UNDERHILL, Vt. (AP) – Environmental Protection Agency computer models, developed as the federal agency prepared emission rules for coal-fired power plants, showed that no mercury from their stacks would fall on Vermont.
But it does, say scientists working at the Proctor Maple Research Center in Underhill.
Eric Miller of the Norwich-based Ecosystems Research Group, who has been collecting the data, said it shows that spikes in airborne mercury in Vermont follow periods of hours or days in which air stagnates over a coal-fired power plant in Ohio or Pennsylvania.
The EPA computer models “show a zero for the effect of power plants on mercury deposition in Vermont,” Miller said last week. “Their model world doesn’t jibe with the real world we are measuring.”
Miller’s findings could help Vermont and other states that are pushing for tougher mercury controls on power plants. They have long maintained that prevailing west winds make New England the tail pipe to emissions from inland parts of the country.

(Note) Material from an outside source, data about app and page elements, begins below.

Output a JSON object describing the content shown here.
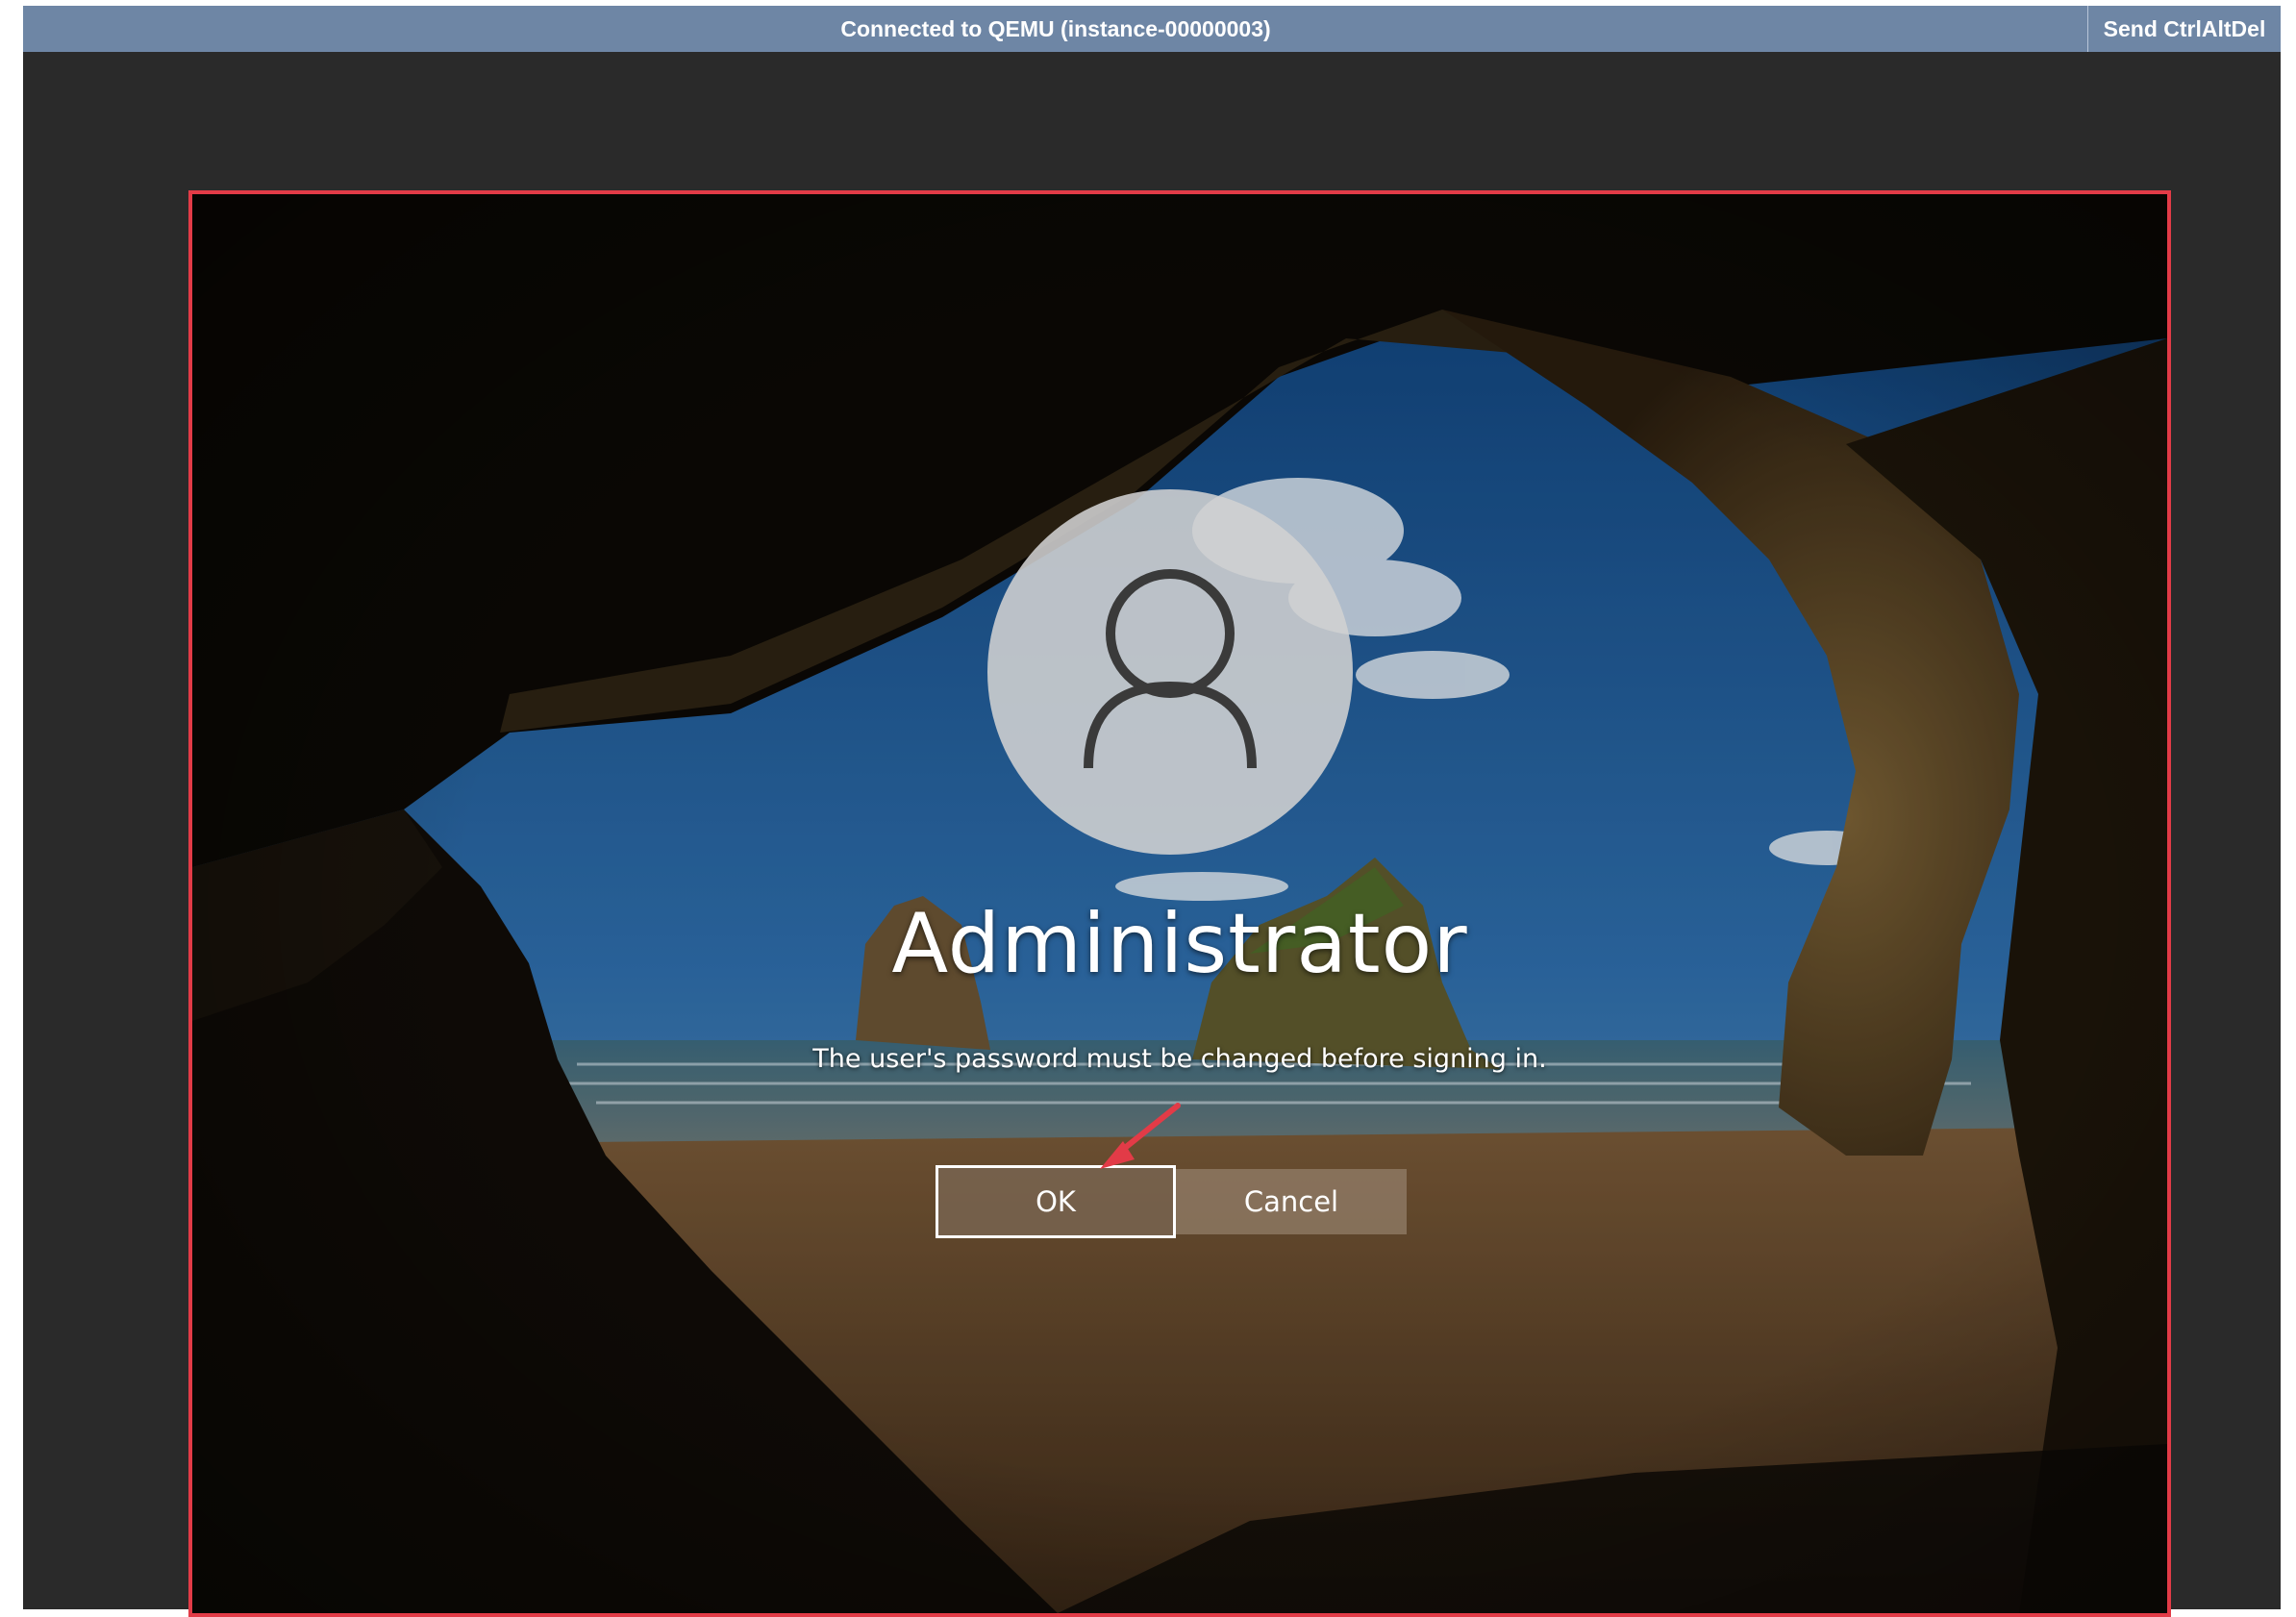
{
  "vnc": {
    "status": "Connected to QEMU (instance-00000003)",
    "send_ctrl_alt_del": "Send CtrlAltDel"
  },
  "login": {
    "username": "Administrator",
    "message": "The user's password must be changed before signing in.",
    "ok_label": "OK",
    "cancel_label": "Cancel"
  },
  "colors": {
    "status_bar": "#6e86a5",
    "highlight_border": "#e23b47",
    "annotation_arrow": "#e23b47"
  },
  "icons": {
    "avatar": "user-silhouette-icon",
    "annotation": "red-arrow-icon"
  }
}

Mercury shows up as toxic methylmercury in the tissues of fish including walleye, lake trout and smallmouth bass. But if ingested by humans, especially fetuses and small children, it can cause neurological damage.
That’s why the state Health Department urges that pregnant women and young children sharply limit their intake of many types of fish, and eat no walleye or large lake trout at all.

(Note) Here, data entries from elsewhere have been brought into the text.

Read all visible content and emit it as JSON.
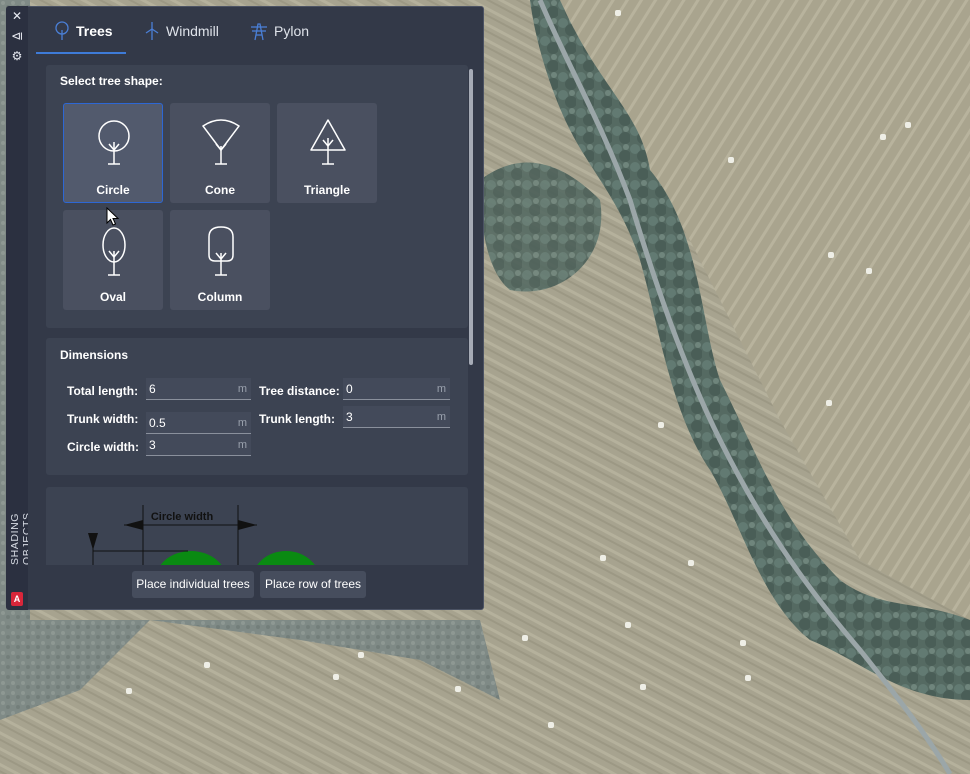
{
  "app": {
    "panel_title": "SHADING OBJECTS",
    "logo_letter": "A"
  },
  "strip": {
    "icons": [
      "close-icon",
      "collapse-icon",
      "settings-icon"
    ],
    "close_glyph": "✕",
    "collapse_glyph": "⧏",
    "settings_glyph": "⚙"
  },
  "tabs": [
    {
      "label": "Trees",
      "icon": "tree-icon",
      "active": true
    },
    {
      "label": "Windmill",
      "icon": "windmill-icon",
      "active": false
    },
    {
      "label": "Pylon",
      "icon": "pylon-icon",
      "active": false
    }
  ],
  "shape_section": {
    "title": "Select tree shape:",
    "shapes": [
      {
        "label": "Circle",
        "icon": "circle-tree-icon",
        "selected": true
      },
      {
        "label": "Cone",
        "icon": "cone-tree-icon",
        "selected": false
      },
      {
        "label": "Triangle",
        "icon": "triangle-tree-icon",
        "selected": false
      },
      {
        "label": "Oval",
        "icon": "oval-tree-icon",
        "selected": false
      },
      {
        "label": "Column",
        "icon": "column-tree-icon",
        "selected": false
      }
    ]
  },
  "dimensions": {
    "title": "Dimensions",
    "fields": {
      "total_length": {
        "label": "Total length:",
        "value": "6",
        "unit": "m"
      },
      "tree_distance": {
        "label": "Tree distance:",
        "value": "0",
        "unit": "m"
      },
      "trunk_width": {
        "label": "Trunk width:",
        "value": "0.5",
        "unit": "m"
      },
      "trunk_length": {
        "label": "Trunk length:",
        "value": "3",
        "unit": "m"
      },
      "circle_width": {
        "label": "Circle width:",
        "value": "3",
        "unit": "m"
      }
    }
  },
  "diagram": {
    "label": "Circle width",
    "tree_color": "#0a8a12"
  },
  "buttons": {
    "place_individual": "Place individual trees",
    "place_row": "Place row of trees"
  },
  "colors": {
    "panel_bg": "#333948",
    "section_bg": "#3c4352",
    "accent": "#3e7bd8"
  }
}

Miller said the biggest jump in airborne mercury during his sampling was Aug. 31, 2005, when air that was over Vermont had spent the previous days stalled near coal-fired power plants in Pennsylvania.
The EPA has justified its reading of the science by maintaining that much of the airborne mercury it hears complaints about comes from China and other sources outside the United States.
Miller said his is one of several studies that have raised questions about the EPA’s approach.
“If we want to address trying to lower the amount of mercury getting into our environment, we have to have an accurate understanding of the sources responsible,” Miller said.